Pakistani president Pervez Musharraf sent a warning to India Thursday about Kashmir, where Muslim rebels are engaged in a violent struggle to get rid of Indian rule. General Musharraf addressed the U.N. General Assembly, where the topic of terrorism resonates strongly one year after the terror attacks on the United States.
President Musharraf says India is poised for war, having deployed about a million troops in battle formation against Pakistan. He says Pakistan will not be frightened or coerced into compromising its position on Kashmir. But if India wants to fight, he added, Pakistan will respond appropriately. "Let me declare from this rostrum that Pakistan will not start a conflict with India," he said. "But let me also declare that if war is thrust upon us, we will exercise our right to self-defense fully and very effectively."
President Musharraf indicated the fragile peace in South Asia at the moment could easily fall apart. "Today peace in South Asia is hostage to one accident, one act of terrorism, one strategic miscalculation by India," said President Musharraf.
Washington has been working to defuse tensions between the two nuclear-capable neighbors, who have fought several wars already in their decades-long hostility, most of them over Kashmir. Secretary of State Colin Powell has tried to assure India that Washington is using its influence with Pakistan to stop Muslim rebels from crossing into Indian-controlled Kashmir to carry out attacks.
President Musharraf insisted in his U.N. speech that any trouble in Kashmir is coming from the Kashmiri people themselves who want to get rid of Indian rule.
India's prime minister will address the General Assembly Friday.

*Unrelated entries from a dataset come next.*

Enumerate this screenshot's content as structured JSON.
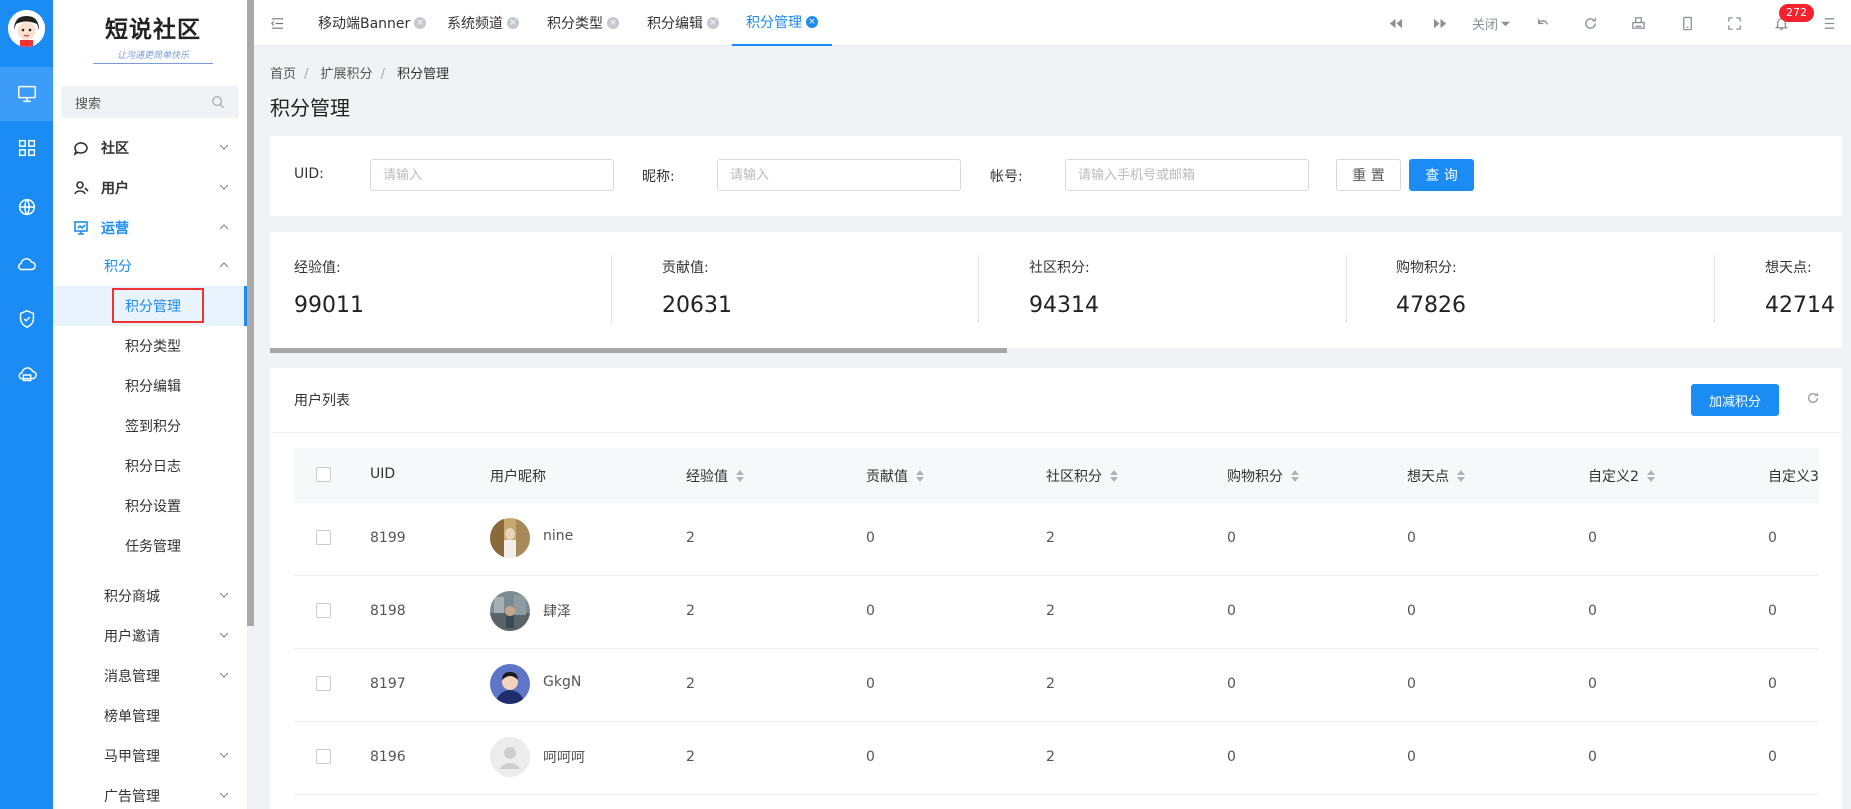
{
  "sidebar": {
    "logo_title": "短说社区",
    "logo_subtitle": "让沟通更简单快乐",
    "search_label": "搜索",
    "menu": [
      {
        "label": "社区"
      },
      {
        "label": "用户"
      },
      {
        "label": "运营"
      }
    ],
    "submenu_group": "积分",
    "submenu": [
      {
        "label": "积分管理"
      },
      {
        "label": "积分类型"
      },
      {
        "label": "积分编辑"
      },
      {
        "label": "签到积分"
      },
      {
        "label": "积分日志"
      },
      {
        "label": "积分设置"
      },
      {
        "label": "任务管理"
      }
    ],
    "more": [
      {
        "label": "积分商城"
      },
      {
        "label": "用户邀请"
      },
      {
        "label": "消息管理"
      },
      {
        "label": "榜单管理"
      },
      {
        "label": "马甲管理"
      },
      {
        "label": "广告管理"
      }
    ]
  },
  "tabs": [
    {
      "label": "移动端Banner"
    },
    {
      "label": "系统频道"
    },
    {
      "label": "积分类型"
    },
    {
      "label": "积分编辑"
    },
    {
      "label": "积分管理"
    }
  ],
  "toolbar": {
    "close_label": "关闭",
    "notification_count": "272"
  },
  "breadcrumb": [
    "首页",
    "扩展积分",
    "积分管理"
  ],
  "page_title": "积分管理",
  "filters": {
    "uid_label": "UID:",
    "uid_placeholder": "请输入",
    "nickname_label": "昵称:",
    "nickname_placeholder": "请输入",
    "account_label": "帐号:",
    "account_placeholder": "请输入手机号或邮箱",
    "reset_label": "重 置",
    "query_label": "查 询"
  },
  "stats": [
    {
      "label": "经验值:",
      "value": "99011"
    },
    {
      "label": "贡献值:",
      "value": "20631"
    },
    {
      "label": "社区积分:",
      "value": "94314"
    },
    {
      "label": "购物积分:",
      "value": "47826"
    },
    {
      "label": "想天点:",
      "value": "42714"
    }
  ],
  "list": {
    "title": "用户列表",
    "add_button": "加减积分",
    "columns": [
      "UID",
      "用户昵称",
      "经验值",
      "贡献值",
      "社区积分",
      "购物积分",
      "想天点",
      "自定义2",
      "自定义3"
    ],
    "rows": [
      {
        "uid": "8199",
        "nickname": "nine",
        "exp": "2",
        "contrib": "0",
        "community": "2",
        "shopping": "0",
        "xiangtian": "0",
        "custom2": "0",
        "custom3": "0"
      },
      {
        "uid": "8198",
        "nickname": "肆泽",
        "exp": "2",
        "contrib": "0",
        "community": "2",
        "shopping": "0",
        "xiangtian": "0",
        "custom2": "0",
        "custom3": "0"
      },
      {
        "uid": "8197",
        "nickname": "GkgN",
        "exp": "2",
        "contrib": "0",
        "community": "2",
        "shopping": "0",
        "xiangtian": "0",
        "custom2": "0",
        "custom3": "0"
      },
      {
        "uid": "8196",
        "nickname": "呵呵呵",
        "exp": "2",
        "contrib": "0",
        "community": "2",
        "shopping": "0",
        "xiangtian": "0",
        "custom2": "0",
        "custom3": "0"
      }
    ]
  },
  "colors": {
    "accent": "#1c8cf5",
    "rail": "#1c8cf5",
    "highlight_box": "#ee3333",
    "badge": "#f5222d"
  }
}
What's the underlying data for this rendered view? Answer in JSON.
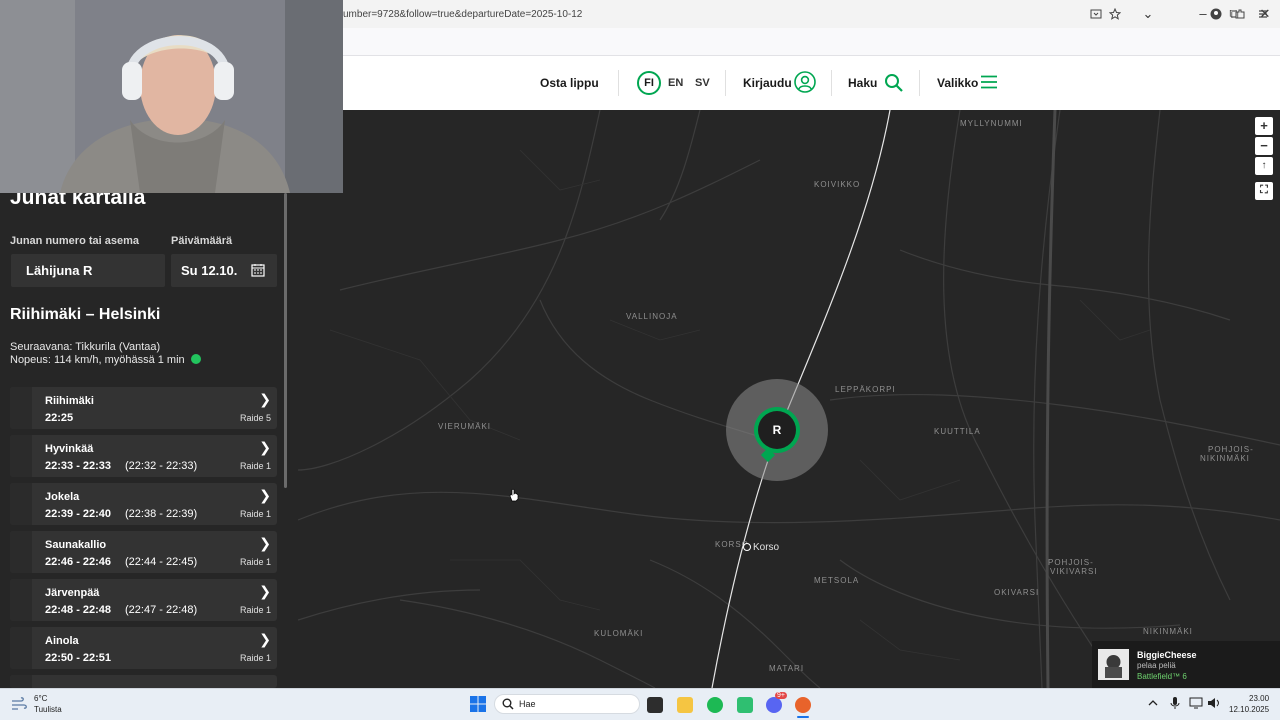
{
  "browser": {
    "url_partial": "umber=9728&follow=true&departureDate=2025-10-12",
    "window_controls": [
      "⌄",
      "–",
      "⧉",
      "✕"
    ]
  },
  "header": {
    "buy_ticket": "Osta lippu",
    "languages": [
      "FI",
      "EN",
      "SV"
    ],
    "login": "Kirjaudu",
    "search": "Haku",
    "menu": "Valikko"
  },
  "sidebar": {
    "title": "Junat kartalla",
    "train_label": "Junan numero tai asema",
    "date_label": "Päivämäärä",
    "train_value": "Lähijuna R",
    "date_value": "Su 12.10.",
    "route": "Riihimäki – Helsinki",
    "next_stop": "Seuraavana: Tikkurila (Vantaa)",
    "speed": "Nopeus: 114 km/h, myöhässä 1 min",
    "stops": [
      {
        "name": "Riihimäki",
        "time": "22:25",
        "scheduled": "",
        "track": "Raide 5"
      },
      {
        "name": "Hyvinkää",
        "time": "22:33 - 22:33",
        "scheduled": "(22:32 - 22:33)",
        "track": "Raide 1"
      },
      {
        "name": "Jokela",
        "time": "22:39 - 22:40",
        "scheduled": "(22:38 - 22:39)",
        "track": "Raide 1"
      },
      {
        "name": "Saunakallio",
        "time": "22:46 - 22:46",
        "scheduled": "(22:44 - 22:45)",
        "track": "Raide 1"
      },
      {
        "name": "Järvenpää",
        "time": "22:48 - 22:48",
        "scheduled": "(22:47 - 22:48)",
        "track": "Raide 1"
      },
      {
        "name": "Ainola",
        "time": "22:50 - 22:51",
        "scheduled": "",
        "track": "Raide 1"
      }
    ]
  },
  "map": {
    "labels": [
      "MYLLYNUMMI",
      "KOIVIKKO",
      "VALLINOJA",
      "LEPPÄKORPI",
      "VIERUMÄKI",
      "KUUTTILA",
      "POHJOIS-",
      "NIKINMÄKI",
      "KORSO",
      "METSOLA",
      "POHJOIS-",
      "VIKIVARSI",
      "OKIVARSI",
      "KULOMÄKI",
      "NIKINMÄKI",
      "MATARI"
    ],
    "station": "Korso",
    "train_marker": "R",
    "controls": [
      "+",
      "−",
      "↑",
      "⛶"
    ]
  },
  "taskbar": {
    "weather_temp": "6°C",
    "weather_desc": "Tuulista",
    "search": "Hae",
    "time": "23.00",
    "date": "12.10.2025",
    "chat_badge": "9+"
  },
  "notification": {
    "user": "BiggieCheese",
    "status": "pelaa peliä",
    "game": "Battlefield™ 6"
  }
}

Meanwhile, the Pakistani president has urged the assembly to adopt a declaration during its current session on cultural and religious tolerance. He said he fears the global war on terrorism rising out of last year's attacks on the United States is putting an unfair burden on Islam.